Tuesday, April 20, 2010


At the end of college, in the spring of 2013 (if all goes as planned), I will have earned a BFA in Creative Writing and a BA in Philosophy. And no job prospects. But I'm not going to college to get a job, as odd as that may sound. I intended on sharpening my skills as a critical thinker and a creative writer. Writing is my job now and will be then.

But, I need to make money too. That's the reality. If I write the next Great American Whatever, then a "job" won't be necessary. But I don't write with that in mind. It would stifle me more than I'm already stifled creatively. It's all I would focus on. I would be trying to find the commercial angle to my ideas.
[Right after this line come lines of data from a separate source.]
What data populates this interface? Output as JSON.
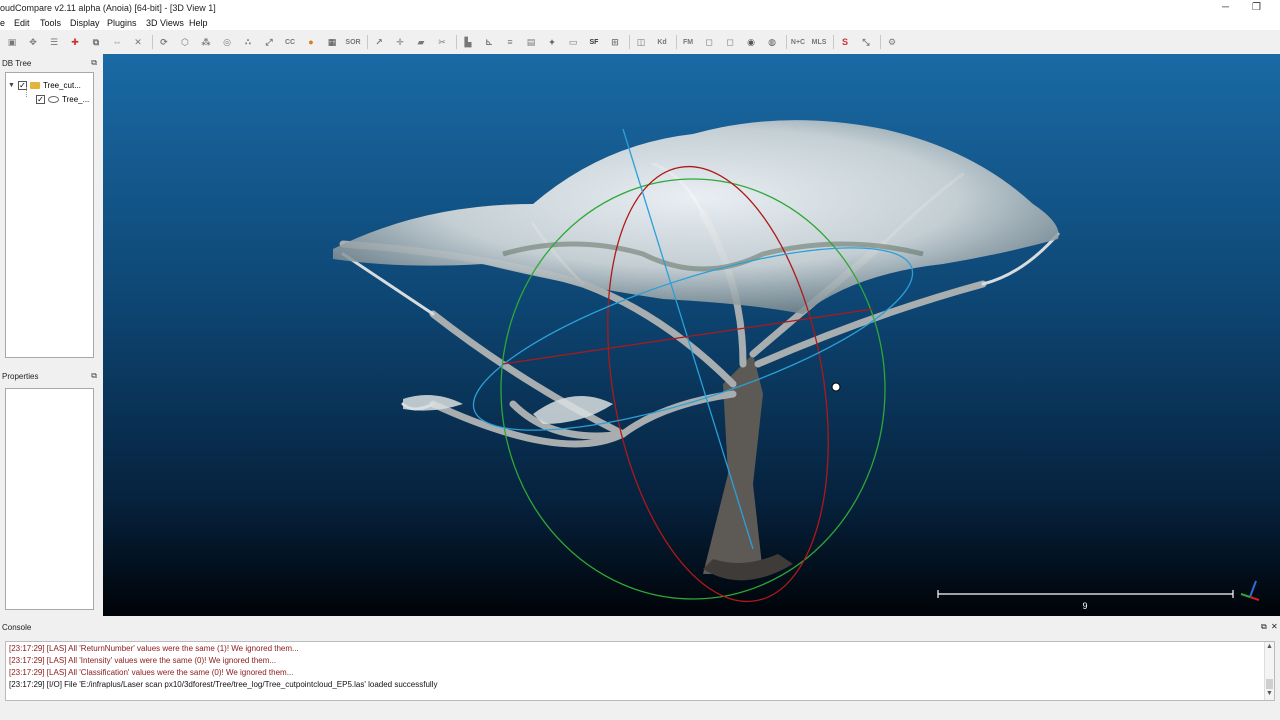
{
  "window": {
    "title": "oudCompare v2.11 alpha (Anoia) [64-bit] - [3D View 1]",
    "minimize": "─",
    "restore": "❐"
  },
  "menu": [
    "e",
    "Edit",
    "Tools",
    "Display",
    "Plugins",
    "3D Views",
    "Help"
  ],
  "toolbar": {
    "buttons": [
      {
        "name": "save-icon",
        "glyph": "▣"
      },
      {
        "name": "translate-rotate-icon",
        "glyph": "✥"
      },
      {
        "name": "list-icon",
        "glyph": "☰"
      },
      {
        "name": "add-point-icon",
        "glyph": "✚",
        "color": "#d03030"
      },
      {
        "name": "clone-icon",
        "glyph": "⧉"
      },
      {
        "name": "merge-icon",
        "glyph": "⇔"
      },
      {
        "name": "delete-icon",
        "glyph": "✕"
      },
      {
        "name": "sample-icon",
        "glyph": "⟳"
      },
      {
        "name": "segment-icon",
        "glyph": "⬡"
      },
      {
        "name": "subsample-icon",
        "glyph": "⁂"
      },
      {
        "name": "normals-icon",
        "glyph": "◎"
      },
      {
        "name": "scatter-icon",
        "glyph": "∴"
      },
      {
        "name": "cross-section-icon",
        "glyph": "⤢"
      },
      {
        "name": "cc-label-icon",
        "glyph": "CC"
      },
      {
        "name": "mesh-icon",
        "glyph": "●",
        "color": "#d08020"
      },
      {
        "name": "checkerboard-icon",
        "glyph": "▦",
        "color": "#444"
      },
      {
        "name": "sor-icon",
        "glyph": "SOR"
      },
      {
        "name": "pick-icon",
        "glyph": "↗"
      },
      {
        "name": "move-icon",
        "glyph": "✛"
      },
      {
        "name": "plane-icon",
        "glyph": "▰"
      },
      {
        "name": "cut-icon",
        "glyph": "✂"
      },
      {
        "name": "histogram-icon",
        "glyph": "▙"
      },
      {
        "name": "axes-icon",
        "glyph": "⊾"
      },
      {
        "name": "filter-icon",
        "glyph": "≡"
      },
      {
        "name": "table-icon",
        "glyph": "▤"
      },
      {
        "name": "plus-icon",
        "glyph": "+",
        "color": "#333"
      },
      {
        "name": "box-icon",
        "glyph": "▭"
      },
      {
        "name": "sf-icon",
        "glyph": "SF",
        "color": "#333"
      },
      {
        "name": "compute-icon",
        "glyph": "⊞"
      },
      {
        "name": "classify-icon",
        "glyph": "◫"
      },
      {
        "name": "kd-label-icon",
        "glyph": "Kd"
      },
      {
        "name": "fm-label-icon",
        "glyph": "FM"
      },
      {
        "name": "paste-icon",
        "glyph": "◻"
      },
      {
        "name": "copy-icon",
        "glyph": "◻"
      },
      {
        "name": "sphere-icon",
        "glyph": "◉",
        "color": "#555"
      },
      {
        "name": "globe-icon",
        "glyph": "◍",
        "color": "#555"
      },
      {
        "name": "n-c-label-icon",
        "glyph": "N+C"
      },
      {
        "name": "mls-label-icon",
        "glyph": "MLS"
      },
      {
        "name": "s-curve-icon",
        "glyph": "S",
        "color": "#d03030"
      },
      {
        "name": "scale-icon",
        "glyph": "⤡"
      },
      {
        "name": "plugin-icon",
        "glyph": "⚙"
      }
    ]
  },
  "db_tree": {
    "title": "DB Tree",
    "items": [
      {
        "label": "Tree_cut..."
      },
      {
        "label": "Tree_..."
      }
    ]
  },
  "properties": {
    "title": "Properties"
  },
  "view3d": {
    "scale_label": "9"
  },
  "console": {
    "title": "Console",
    "lines": [
      {
        "text": "[23:17:29] [LAS] All 'ReturnNumber' values were the same (1)! We ignored them...",
        "color": "#8b1a1a"
      },
      {
        "text": "[23:17:29] [LAS] All 'Intensity' values were the same (0)! We ignored them...",
        "color": "#8b1a1a"
      },
      {
        "text": "[23:17:29] [LAS] All 'Classification' values were the same (0)! We ignored them...",
        "color": "#8b1a1a"
      },
      {
        "text": "[23:17:29] [I/O] File 'E:/infraplus/Laser scan px10/3dforest/Tree/tree_log/Tree_cutpointcloud_EP5.las' loaded successfully",
        "color": "#111111"
      }
    ]
  }
}
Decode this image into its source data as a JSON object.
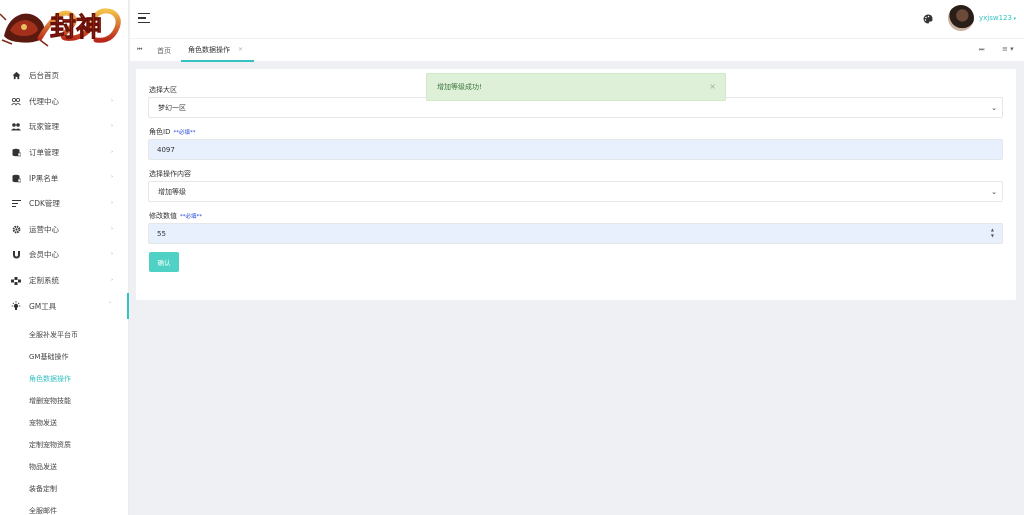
{
  "logo": {
    "text": "封神"
  },
  "sidebar": {
    "items": [
      {
        "label": "后台首页",
        "icon": "home-icon"
      },
      {
        "label": "代理中心",
        "icon": "users-icon"
      },
      {
        "label": "玩家管理",
        "icon": "people-icon"
      },
      {
        "label": "订单管理",
        "icon": "database-icon"
      },
      {
        "label": "IP黑名单",
        "icon": "database-icon"
      },
      {
        "label": "CDK管理",
        "icon": "list-icon"
      },
      {
        "label": "运营中心",
        "icon": "gear-icon"
      },
      {
        "label": "会员中心",
        "icon": "magnet-icon"
      },
      {
        "label": "定制系统",
        "icon": "gamepad-icon"
      },
      {
        "label": "GM工具",
        "icon": "bulb-icon"
      }
    ],
    "sub_items": [
      "全服补发平台币",
      "GM基础操作",
      "角色数据操作",
      "增删宠物技能",
      "宠物发送",
      "定制宠物资质",
      "物品发送",
      "装备定制",
      "全服邮件"
    ]
  },
  "header": {
    "username": "yxjsw123"
  },
  "tabs": {
    "home": "首页",
    "active": "角色数据操作"
  },
  "form": {
    "server_label": "选择大区",
    "server_value": "梦幻一区",
    "role_label": "角色ID",
    "role_req": "**必填**",
    "role_value": "4097",
    "op_label": "选择操作内容",
    "op_value": "增加等级",
    "num_label": "修改数值",
    "num_req": "**必填**",
    "num_value": "55",
    "confirm": "确认"
  },
  "toast": {
    "message": "增加等级成功!",
    "close": "×"
  },
  "colors": {
    "accent": "#35c2c0",
    "button": "#4fd1c5",
    "toast_bg": "#dff0d8",
    "toast_text": "#3c763d"
  }
}
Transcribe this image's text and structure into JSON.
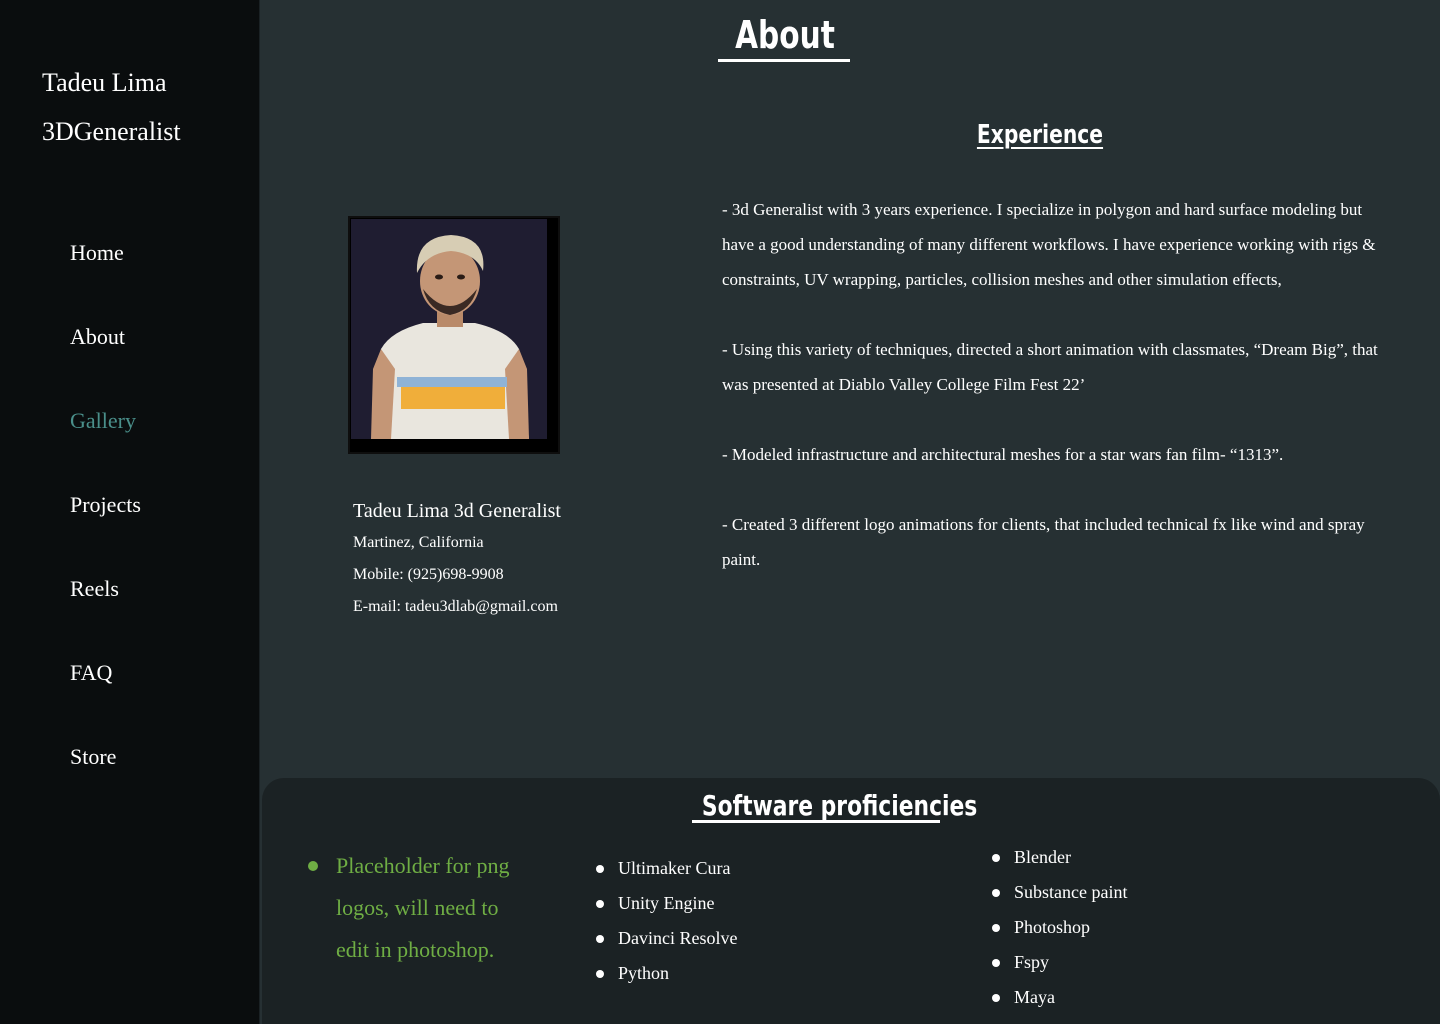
{
  "sidebar": {
    "brand": {
      "name": "Tadeu Lima",
      "tagline": "3DGeneralist"
    },
    "nav": [
      {
        "label": "Home"
      },
      {
        "label": "About"
      },
      {
        "label": "Gallery",
        "active": true
      },
      {
        "label": "Projects"
      },
      {
        "label": "Reels"
      },
      {
        "label": "FAQ"
      },
      {
        "label": "Store"
      }
    ]
  },
  "page": {
    "title": "About"
  },
  "profile": {
    "name": "Tadeu Lima 3d Generalist",
    "location": "Martinez, California",
    "mobile": "Mobile: (925)698-9908",
    "email": "E-mail: tadeu3dlab@gmail.com"
  },
  "experience": {
    "title": "Experience",
    "paragraphs": [
      "- 3d Generalist with 3 years experience. I specialize in polygon and hard surface modeling but have a good understanding of many different workflows. I have experience working with rigs & constraints, UV wrapping, particles, collision meshes and other simulation effects,",
      "- Using this variety of techniques, directed a short animation with classmates, “Dream Big”, that was presented at Diablo Valley College Film Fest 22’",
      "- Modeled infrastructure and architectural meshes for a star wars fan film- “1313”.",
      "- Created 3 different logo animations for clients, that included technical fx like wind and spray paint."
    ]
  },
  "software": {
    "title": "Software proficiencies",
    "placeholder": "Placeholder for png logos, will need to edit in photoshop.",
    "list_middle": [
      "Ultimaker Cura",
      "Unity Engine",
      "Davinci Resolve",
      "Python"
    ],
    "list_right": [
      "Blender",
      "Substance paint",
      "Photoshop",
      "Fspy",
      "Maya"
    ]
  },
  "colors": {
    "sidebar_bg": "#0a0d0e",
    "page_bg": "#263033",
    "panel_bg": "#1b2224",
    "active_nav": "#4a8f8a",
    "placeholder_green": "#6fae44"
  }
}
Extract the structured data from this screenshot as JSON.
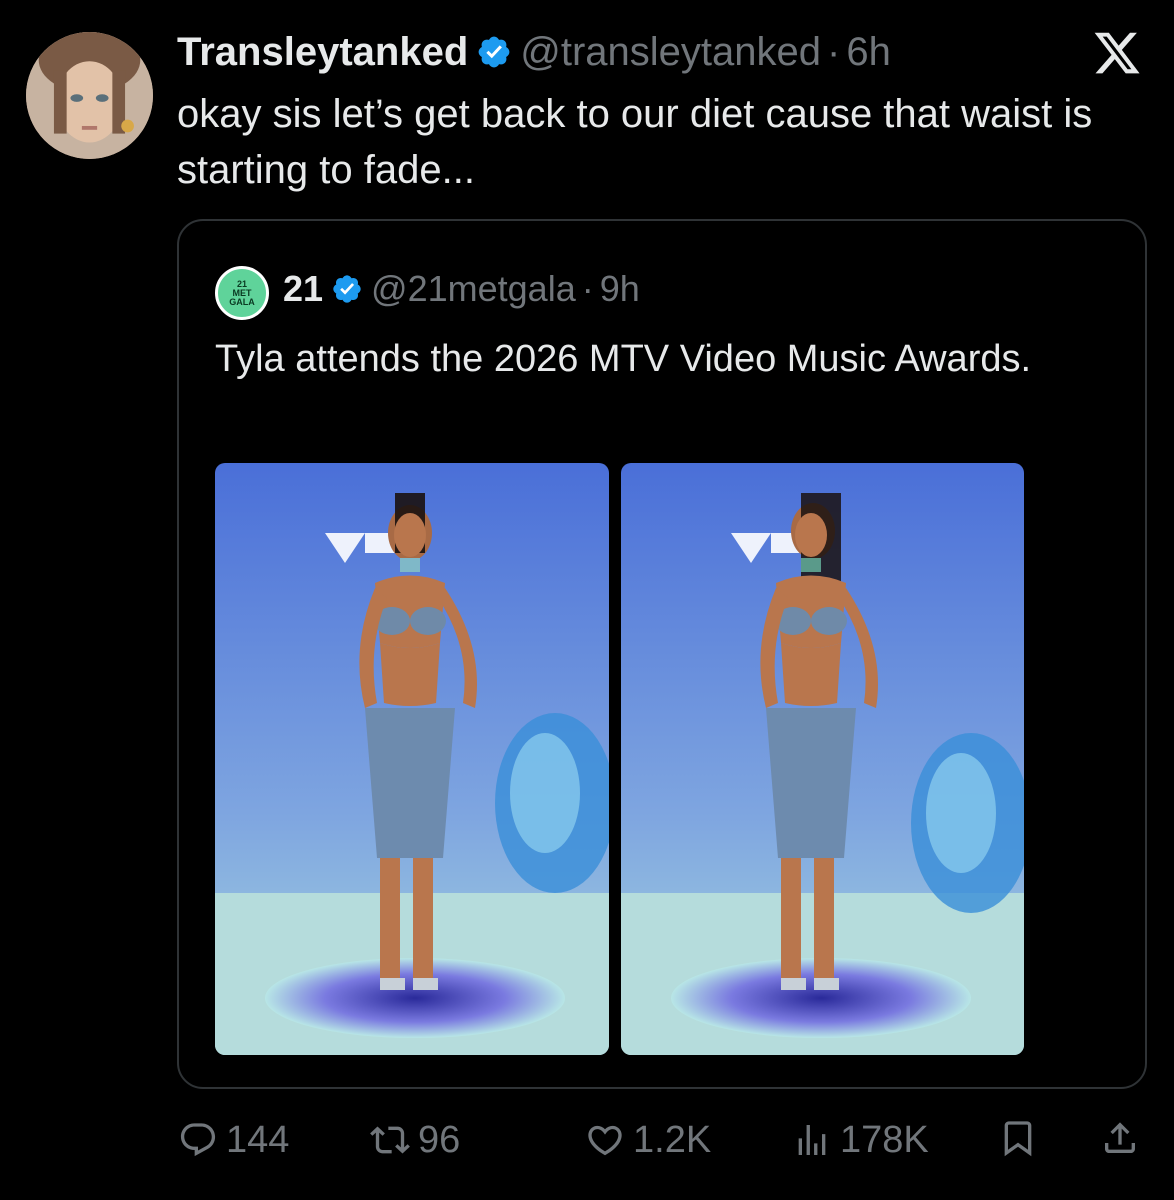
{
  "tweet": {
    "display_name": "Transleytanked",
    "handle": "@transleytanked",
    "separator": "·",
    "time": "6h",
    "text": "okay sis let’s get back to our diet cause that waist is starting to fade..."
  },
  "quoted": {
    "avatar_text": [
      "21",
      "MET",
      "GALA"
    ],
    "display_name": "21",
    "handle": "@21metgala",
    "separator": "·",
    "time": "9h",
    "text": "Tyla attends the 2026 MTV Video Music Awards."
  },
  "actions": {
    "replies": "144",
    "reposts": "96",
    "likes": "1.2K",
    "views": "178K"
  },
  "colors": {
    "background": "#000000",
    "text": "#e7e9ea",
    "muted": "#71767b",
    "verified": "#1d9bf0",
    "border": "#2f3336"
  },
  "icons": [
    "verified-badge-icon",
    "x-logo-icon",
    "reply-icon",
    "repost-icon",
    "like-icon",
    "views-icon",
    "bookmark-icon",
    "share-icon"
  ]
}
So I've decided to think seriously about teaching. Wow that sounded like "settling."

Okay. Teaching is something my father did for 40 years. Well, teaching that led to becoming a principal then a curriculum director. Anyway, my point is, I respect teachers and teaching. I don't mean to make it sound like I'm considering it professionally as a "fall back" like it's some sort of menial task. Like falling back on chocolate when you've run out of vanilla ice cream.

It would be a challenge. Especially at 45 when the great majority of teachers would be in their early 20s. I would be old enough to be their father, and old enough to be my students' grandfather. If I taught kindergarten I mean.

I would teach at the secondary level. Probably English. Or "Philosophical creative writing" given my major.

I don't know. I'm just babbling at this point. I've put the idea on the menu. As an option. We'll see.


  1. My brother (the professional student: because he has been in college {minus 2 years} since he was 18. He is now 37....),is getting his masters at UCLA, and teaches. he seems to love it...you remind me of him... because of your writing and witty sarcasm. I think you would make a great teacher.

  2. Ha! I'm the First follower!! And welcome back.

    I think you'd probably make a very, very good teacher, especially with your range of school experiences to draw from. That can bring you compassion and empathy, and students love to learn from people who they feel truly care about them.

    (Plus it is SO fun to get to stand in front of a captive audience and talk and talk. You get to make rules. You get to decide what everyone should read. You get to make odd jokes that only you and one bright student laugh at. Seriously, never dull!)

  3. And, Andy . . . . .don't look past the rewards. The students who come to life while bing mentored by you and your cautious instructing. I am a part time art teacher . . . .mostly to adults who crave the learning. Having had 'big jobs' in the corporate world, making good money, nothing has been as rewarding as teaching. You would be terrific, judging from your writing and your obvious caring.